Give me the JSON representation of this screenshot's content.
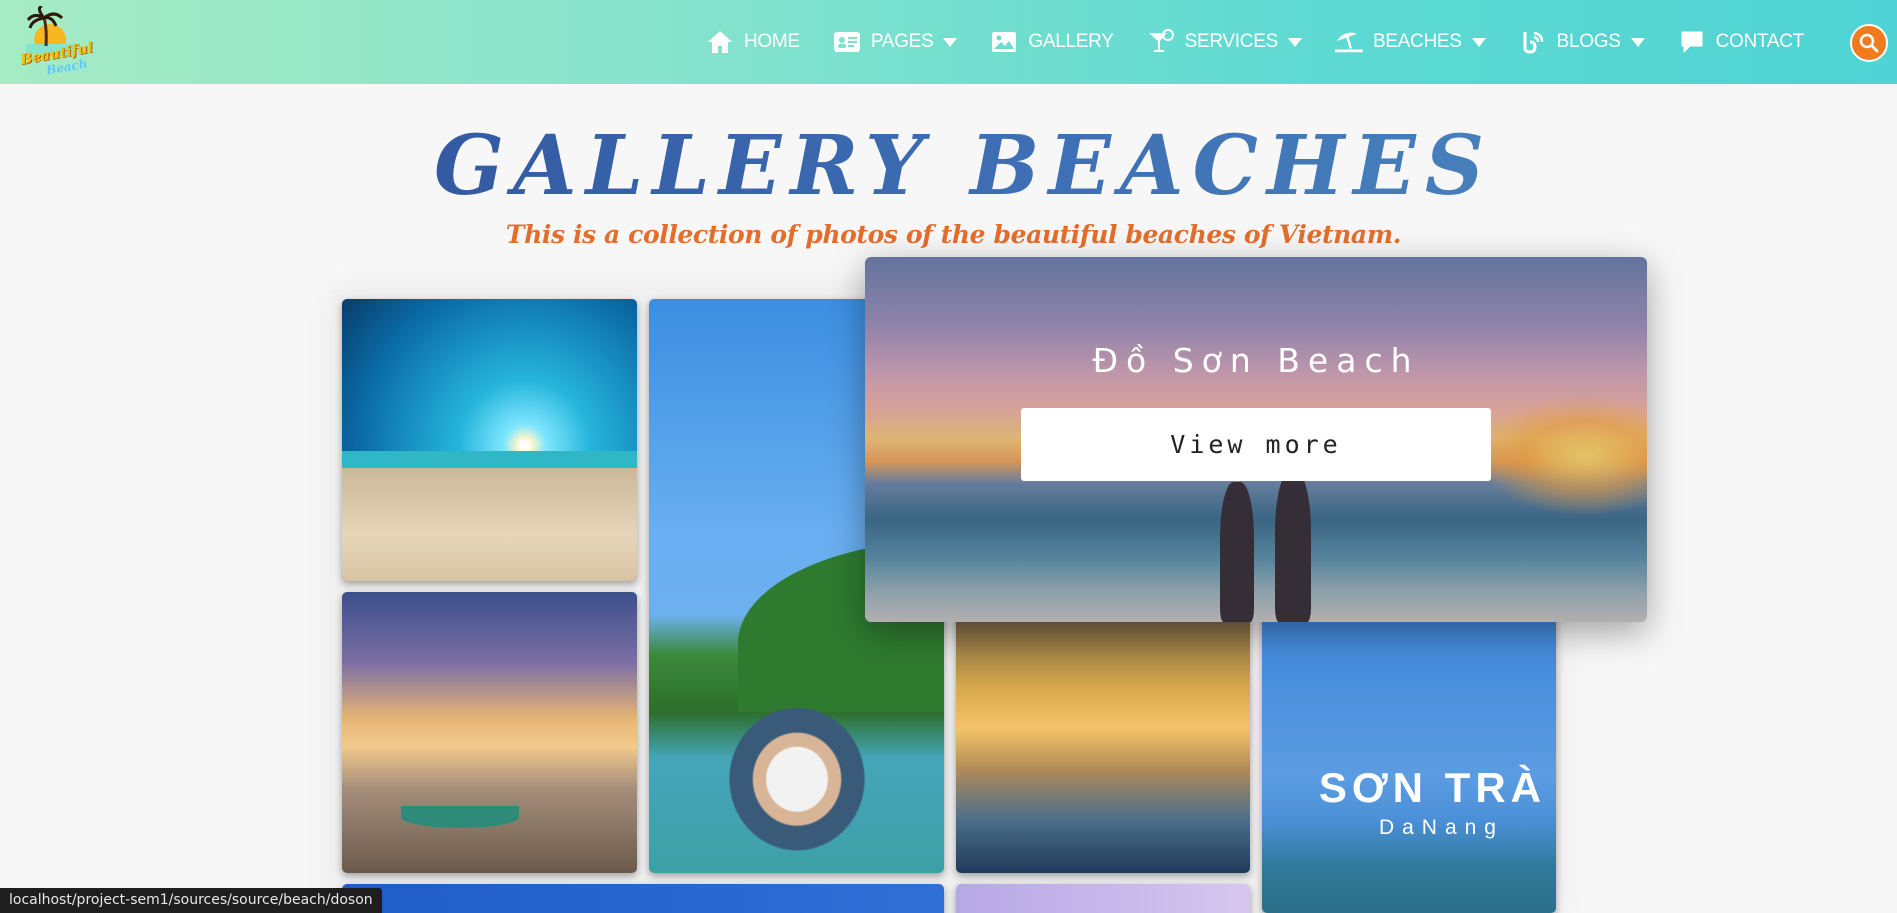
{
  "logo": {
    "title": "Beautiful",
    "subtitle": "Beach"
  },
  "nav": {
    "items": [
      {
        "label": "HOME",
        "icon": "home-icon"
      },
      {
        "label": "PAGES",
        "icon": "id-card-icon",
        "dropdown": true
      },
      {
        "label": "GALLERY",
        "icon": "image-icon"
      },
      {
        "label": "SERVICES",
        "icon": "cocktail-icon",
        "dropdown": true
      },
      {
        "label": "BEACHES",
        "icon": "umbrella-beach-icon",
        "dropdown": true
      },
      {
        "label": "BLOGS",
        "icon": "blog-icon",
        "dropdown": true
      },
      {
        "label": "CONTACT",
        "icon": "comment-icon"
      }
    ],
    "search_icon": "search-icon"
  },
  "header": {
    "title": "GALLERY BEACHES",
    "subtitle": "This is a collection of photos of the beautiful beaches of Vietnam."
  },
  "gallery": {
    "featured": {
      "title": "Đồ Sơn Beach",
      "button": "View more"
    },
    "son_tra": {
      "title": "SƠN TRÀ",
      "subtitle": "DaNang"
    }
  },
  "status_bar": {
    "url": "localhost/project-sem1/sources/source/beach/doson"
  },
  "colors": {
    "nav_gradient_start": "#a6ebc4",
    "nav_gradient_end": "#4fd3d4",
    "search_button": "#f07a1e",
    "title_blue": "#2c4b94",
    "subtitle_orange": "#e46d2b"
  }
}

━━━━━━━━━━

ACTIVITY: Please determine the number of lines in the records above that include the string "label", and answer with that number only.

REPLY: 7